To do: From the entries, return every line where the string "true" shows up.
***** Exercise inputs
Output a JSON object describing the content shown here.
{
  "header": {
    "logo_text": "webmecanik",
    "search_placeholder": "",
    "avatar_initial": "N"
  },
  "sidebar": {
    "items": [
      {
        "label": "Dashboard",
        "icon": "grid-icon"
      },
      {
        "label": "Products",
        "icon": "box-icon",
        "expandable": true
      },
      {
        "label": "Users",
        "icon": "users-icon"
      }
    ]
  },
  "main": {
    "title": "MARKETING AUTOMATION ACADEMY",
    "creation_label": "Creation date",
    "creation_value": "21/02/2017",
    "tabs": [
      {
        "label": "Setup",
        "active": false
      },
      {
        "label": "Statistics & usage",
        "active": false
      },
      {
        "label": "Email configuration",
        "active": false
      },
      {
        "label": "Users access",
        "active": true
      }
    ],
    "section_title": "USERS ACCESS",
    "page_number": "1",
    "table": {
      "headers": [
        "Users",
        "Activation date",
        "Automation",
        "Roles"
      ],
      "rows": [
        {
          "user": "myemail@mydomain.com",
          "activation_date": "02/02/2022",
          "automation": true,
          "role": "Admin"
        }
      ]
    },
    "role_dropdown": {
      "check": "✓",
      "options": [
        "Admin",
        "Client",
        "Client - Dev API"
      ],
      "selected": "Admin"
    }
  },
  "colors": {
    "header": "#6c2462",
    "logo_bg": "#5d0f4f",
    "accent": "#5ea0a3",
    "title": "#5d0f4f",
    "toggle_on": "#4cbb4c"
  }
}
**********
Result of the task:
        "expandable": true
        "active": true
          "automation": true,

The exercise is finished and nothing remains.